Americans spent more on cars, electronics and building supplies in November and shopped more frequently online.

Today's data suggests the economy is rebounding from disruptions caused by Superstorm Sandy.

The US Commerce Department said today that retail sales rose 0.3% in November, offsetting a 0.3% decline in October.

Excluding petrol station sales, retail sales increased 0.8%. The drop in petrol station sales reflected lower prices.

The gains were widespread except at department stores, where sales dropped - a troubling development at the start of Christmas shopping.

But sales at non-store retailers, which include online shopping, rose 3% - the biggest monthly gain in 13 months.

Cheaper petrol drives down US wholesale prices

Cheaper petrol drove down a measure of US wholesale prices in November for the second month in a row, a sign that inflation remains in check.

The Labor Department said the producer price index fell 0.8% last month, the steepest drop since May. That follows a 0.2% decline in October.

The index measures the cost of goods before they reach the consumer.

Petrol prices fell last month by the most in more than three years.

But food prices rose by the most in nearly two years, pushed higher by more expensive beef and vegetables.

In the past year, US wholesale prices have increased 1.5% - the lowest annual pace in four months. Excluding volatile food and petrol, core producer prices ticked up 0.1% in November and 2.2% in the past year.

But food prices rose by the most in nearly two years, pushed higher by more expensive beef and vegetables.

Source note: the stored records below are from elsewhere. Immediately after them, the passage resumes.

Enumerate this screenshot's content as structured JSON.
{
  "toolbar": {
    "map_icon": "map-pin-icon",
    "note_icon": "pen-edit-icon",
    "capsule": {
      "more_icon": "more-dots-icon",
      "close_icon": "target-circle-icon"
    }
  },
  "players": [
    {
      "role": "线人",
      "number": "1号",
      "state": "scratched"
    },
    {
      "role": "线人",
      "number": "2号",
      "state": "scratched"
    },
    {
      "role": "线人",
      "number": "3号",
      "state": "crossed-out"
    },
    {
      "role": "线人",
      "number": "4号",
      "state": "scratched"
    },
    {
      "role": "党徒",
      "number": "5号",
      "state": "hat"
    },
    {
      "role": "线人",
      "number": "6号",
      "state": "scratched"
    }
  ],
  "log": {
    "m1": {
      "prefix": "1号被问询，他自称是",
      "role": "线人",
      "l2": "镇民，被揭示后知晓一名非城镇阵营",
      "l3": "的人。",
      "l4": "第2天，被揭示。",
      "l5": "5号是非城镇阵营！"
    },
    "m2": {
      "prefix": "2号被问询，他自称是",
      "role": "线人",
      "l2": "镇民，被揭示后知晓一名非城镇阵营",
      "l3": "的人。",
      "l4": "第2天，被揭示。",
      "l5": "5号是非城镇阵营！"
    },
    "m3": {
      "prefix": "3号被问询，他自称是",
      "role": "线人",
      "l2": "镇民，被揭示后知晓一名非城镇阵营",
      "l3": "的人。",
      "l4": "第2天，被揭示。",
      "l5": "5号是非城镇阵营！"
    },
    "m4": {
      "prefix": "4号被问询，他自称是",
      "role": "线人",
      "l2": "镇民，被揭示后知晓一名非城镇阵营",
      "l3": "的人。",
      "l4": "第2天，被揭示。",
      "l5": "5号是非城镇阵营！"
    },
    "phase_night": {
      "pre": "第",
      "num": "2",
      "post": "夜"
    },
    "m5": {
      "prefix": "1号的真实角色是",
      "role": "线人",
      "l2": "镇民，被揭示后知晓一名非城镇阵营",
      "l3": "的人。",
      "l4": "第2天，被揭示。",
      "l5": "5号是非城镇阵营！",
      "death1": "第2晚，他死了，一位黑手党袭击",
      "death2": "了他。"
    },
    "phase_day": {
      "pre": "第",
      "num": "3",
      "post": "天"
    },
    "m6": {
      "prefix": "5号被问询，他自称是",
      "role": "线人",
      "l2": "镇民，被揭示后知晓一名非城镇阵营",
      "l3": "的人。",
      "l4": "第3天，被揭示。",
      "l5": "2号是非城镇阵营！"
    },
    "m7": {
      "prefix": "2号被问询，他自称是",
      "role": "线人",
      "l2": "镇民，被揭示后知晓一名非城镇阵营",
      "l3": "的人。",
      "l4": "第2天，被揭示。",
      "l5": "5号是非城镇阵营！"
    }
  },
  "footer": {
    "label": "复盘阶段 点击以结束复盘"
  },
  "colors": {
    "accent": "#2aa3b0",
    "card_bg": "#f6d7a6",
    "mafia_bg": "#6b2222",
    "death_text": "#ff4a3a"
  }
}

In the past year, US wholesale prices have increased 1.5% - the lowest annual pace in four months. Excluding volatile food and petrol, core producer prices ticked up 0.1% in November and 2.2% in the past year.